Items from a dataset:
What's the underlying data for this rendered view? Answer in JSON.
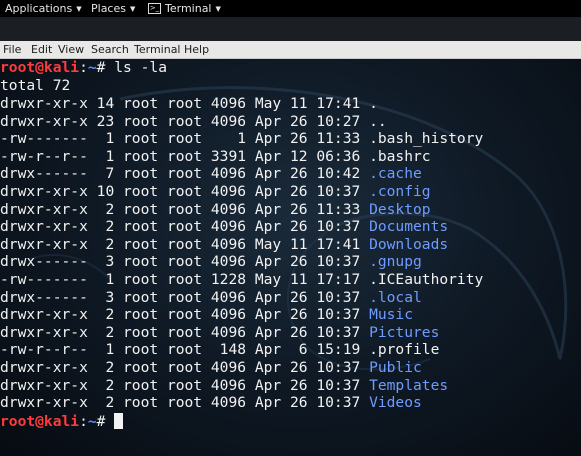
{
  "top_panel": {
    "applications": "Applications",
    "places": "Places",
    "terminal": "Terminal"
  },
  "menubar": [
    "File",
    "Edit",
    "View",
    "Search",
    "Terminal",
    "Help"
  ],
  "terminal": {
    "prompt_user": "root@kali",
    "prompt_sep": ":",
    "prompt_path": "~",
    "prompt_symbol": "#",
    "command": "ls -la",
    "total": "total 72",
    "entries": [
      {
        "perms": "drwxr-xr-x",
        "links": "14",
        "owner": "root",
        "group": "root",
        "size": "4096",
        "month": "May",
        "day": "11",
        "time": "17:41",
        "name": ".",
        "blue": false
      },
      {
        "perms": "drwxr-xr-x",
        "links": "23",
        "owner": "root",
        "group": "root",
        "size": "4096",
        "month": "Apr",
        "day": "26",
        "time": "10:27",
        "name": "..",
        "blue": false
      },
      {
        "perms": "-rw-------",
        "links": "1",
        "owner": "root",
        "group": "root",
        "size": "1",
        "month": "Apr",
        "day": "26",
        "time": "11:33",
        "name": ".bash_history",
        "blue": false
      },
      {
        "perms": "-rw-r--r--",
        "links": "1",
        "owner": "root",
        "group": "root",
        "size": "3391",
        "month": "Apr",
        "day": "12",
        "time": "06:36",
        "name": ".bashrc",
        "blue": false
      },
      {
        "perms": "drwx------",
        "links": "7",
        "owner": "root",
        "group": "root",
        "size": "4096",
        "month": "Apr",
        "day": "26",
        "time": "10:42",
        "name": ".cache",
        "blue": true
      },
      {
        "perms": "drwxr-xr-x",
        "links": "10",
        "owner": "root",
        "group": "root",
        "size": "4096",
        "month": "Apr",
        "day": "26",
        "time": "10:37",
        "name": ".config",
        "blue": true
      },
      {
        "perms": "drwxr-xr-x",
        "links": "2",
        "owner": "root",
        "group": "root",
        "size": "4096",
        "month": "Apr",
        "day": "26",
        "time": "11:33",
        "name": "Desktop",
        "blue": true
      },
      {
        "perms": "drwxr-xr-x",
        "links": "2",
        "owner": "root",
        "group": "root",
        "size": "4096",
        "month": "Apr",
        "day": "26",
        "time": "10:37",
        "name": "Documents",
        "blue": true
      },
      {
        "perms": "drwxr-xr-x",
        "links": "2",
        "owner": "root",
        "group": "root",
        "size": "4096",
        "month": "May",
        "day": "11",
        "time": "17:41",
        "name": "Downloads",
        "blue": true
      },
      {
        "perms": "drwx------",
        "links": "3",
        "owner": "root",
        "group": "root",
        "size": "4096",
        "month": "Apr",
        "day": "26",
        "time": "10:37",
        "name": ".gnupg",
        "blue": true
      },
      {
        "perms": "-rw-------",
        "links": "1",
        "owner": "root",
        "group": "root",
        "size": "1228",
        "month": "May",
        "day": "11",
        "time": "17:17",
        "name": ".ICEauthority",
        "blue": false
      },
      {
        "perms": "drwx------",
        "links": "3",
        "owner": "root",
        "group": "root",
        "size": "4096",
        "month": "Apr",
        "day": "26",
        "time": "10:37",
        "name": ".local",
        "blue": true
      },
      {
        "perms": "drwxr-xr-x",
        "links": "2",
        "owner": "root",
        "group": "root",
        "size": "4096",
        "month": "Apr",
        "day": "26",
        "time": "10:37",
        "name": "Music",
        "blue": true
      },
      {
        "perms": "drwxr-xr-x",
        "links": "2",
        "owner": "root",
        "group": "root",
        "size": "4096",
        "month": "Apr",
        "day": "26",
        "time": "10:37",
        "name": "Pictures",
        "blue": true
      },
      {
        "perms": "-rw-r--r--",
        "links": "1",
        "owner": "root",
        "group": "root",
        "size": "148",
        "month": "Apr",
        "day": "6",
        "time": "15:19",
        "name": ".profile",
        "blue": false
      },
      {
        "perms": "drwxr-xr-x",
        "links": "2",
        "owner": "root",
        "group": "root",
        "size": "4096",
        "month": "Apr",
        "day": "26",
        "time": "10:37",
        "name": "Public",
        "blue": true
      },
      {
        "perms": "drwxr-xr-x",
        "links": "2",
        "owner": "root",
        "group": "root",
        "size": "4096",
        "month": "Apr",
        "day": "26",
        "time": "10:37",
        "name": "Templates",
        "blue": true
      },
      {
        "perms": "drwxr-xr-x",
        "links": "2",
        "owner": "root",
        "group": "root",
        "size": "4096",
        "month": "Apr",
        "day": "26",
        "time": "10:37",
        "name": "Videos",
        "blue": true
      }
    ]
  },
  "colors": {
    "prompt_user": "#ff3b3b",
    "prompt_path": "#5b8cff",
    "directory": "#6e9cff",
    "text": "#f2f2f2"
  }
}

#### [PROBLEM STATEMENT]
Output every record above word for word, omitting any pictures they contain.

#### [SOLUTION TO THIS PROBLEM]
What's the underlying data for this rendered view? Answer in JSON.
{
  "top_panel": {
    "applications": "Applications",
    "places": "Places",
    "terminal": "Terminal"
  },
  "menubar": [
    "File",
    "Edit",
    "View",
    "Search",
    "Terminal",
    "Help"
  ],
  "terminal": {
    "prompt_user": "root@kali",
    "prompt_sep": ":",
    "prompt_path": "~",
    "prompt_symbol": "#",
    "command": "ls -la",
    "total": "total 72",
    "entries": [
      {
        "perms": "drwxr-xr-x",
        "links": "14",
        "owner": "root",
        "group": "root",
        "size": "4096",
        "month": "May",
        "day": "11",
        "time": "17:41",
        "name": ".",
        "blue": false
      },
      {
        "perms": "drwxr-xr-x",
        "links": "23",
        "owner": "root",
        "group": "root",
        "size": "4096",
        "month": "Apr",
        "day": "26",
        "time": "10:27",
        "name": "..",
        "blue": false
      },
      {
        "perms": "-rw-------",
        "links": "1",
        "owner": "root",
        "group": "root",
        "size": "1",
        "month": "Apr",
        "day": "26",
        "time": "11:33",
        "name": ".bash_history",
        "blue": false
      },
      {
        "perms": "-rw-r--r--",
        "links": "1",
        "owner": "root",
        "group": "root",
        "size": "3391",
        "month": "Apr",
        "day": "12",
        "time": "06:36",
        "name": ".bashrc",
        "blue": false
      },
      {
        "perms": "drwx------",
        "links": "7",
        "owner": "root",
        "group": "root",
        "size": "4096",
        "month": "Apr",
        "day": "26",
        "time": "10:42",
        "name": ".cache",
        "blue": true
      },
      {
        "perms": "drwxr-xr-x",
        "links": "10",
        "owner": "root",
        "group": "root",
        "size": "4096",
        "month": "Apr",
        "day": "26",
        "time": "10:37",
        "name": ".config",
        "blue": true
      },
      {
        "perms": "drwxr-xr-x",
        "links": "2",
        "owner": "root",
        "group": "root",
        "size": "4096",
        "month": "Apr",
        "day": "26",
        "time": "11:33",
        "name": "Desktop",
        "blue": true
      },
      {
        "perms": "drwxr-xr-x",
        "links": "2",
        "owner": "root",
        "group": "root",
        "size": "4096",
        "month": "Apr",
        "day": "26",
        "time": "10:37",
        "name": "Documents",
        "blue": true
      },
      {
        "perms": "drwxr-xr-x",
        "links": "2",
        "owner": "root",
        "group": "root",
        "size": "4096",
        "month": "May",
        "day": "11",
        "time": "17:41",
        "name": "Downloads",
        "blue": true
      },
      {
        "perms": "drwx------",
        "links": "3",
        "owner": "root",
        "group": "root",
        "size": "4096",
        "month": "Apr",
        "day": "26",
        "time": "10:37",
        "name": ".gnupg",
        "blue": true
      },
      {
        "perms": "-rw-------",
        "links": "1",
        "owner": "root",
        "group": "root",
        "size": "1228",
        "month": "May",
        "day": "11",
        "time": "17:17",
        "name": ".ICEauthority",
        "blue": false
      },
      {
        "perms": "drwx------",
        "links": "3",
        "owner": "root",
        "group": "root",
        "size": "4096",
        "month": "Apr",
        "day": "26",
        "time": "10:37",
        "name": ".local",
        "blue": true
      },
      {
        "perms": "drwxr-xr-x",
        "links": "2",
        "owner": "root",
        "group": "root",
        "size": "4096",
        "month": "Apr",
        "day": "26",
        "time": "10:37",
        "name": "Music",
        "blue": true
      },
      {
        "perms": "drwxr-xr-x",
        "links": "2",
        "owner": "root",
        "group": "root",
        "size": "4096",
        "month": "Apr",
        "day": "26",
        "time": "10:37",
        "name": "Pictures",
        "blue": true
      },
      {
        "perms": "-rw-r--r--",
        "links": "1",
        "owner": "root",
        "group": "root",
        "size": "148",
        "month": "Apr",
        "day": "6",
        "time": "15:19",
        "name": ".profile",
        "blue": false
      },
      {
        "perms": "drwxr-xr-x",
        "links": "2",
        "owner": "root",
        "group": "root",
        "size": "4096",
        "month": "Apr",
        "day": "26",
        "time": "10:37",
        "name": "Public",
        "blue": true
      },
      {
        "perms": "drwxr-xr-x",
        "links": "2",
        "owner": "root",
        "group": "root",
        "size": "4096",
        "month": "Apr",
        "day": "26",
        "time": "10:37",
        "name": "Templates",
        "blue": true
      },
      {
        "perms": "drwxr-xr-x",
        "links": "2",
        "owner": "root",
        "group": "root",
        "size": "4096",
        "month": "Apr",
        "day": "26",
        "time": "10:37",
        "name": "Videos",
        "blue": true
      }
    ]
  },
  "colors": {
    "prompt_user": "#ff3b3b",
    "prompt_path": "#5b8cff",
    "directory": "#6e9cff",
    "text": "#f2f2f2"
  }
}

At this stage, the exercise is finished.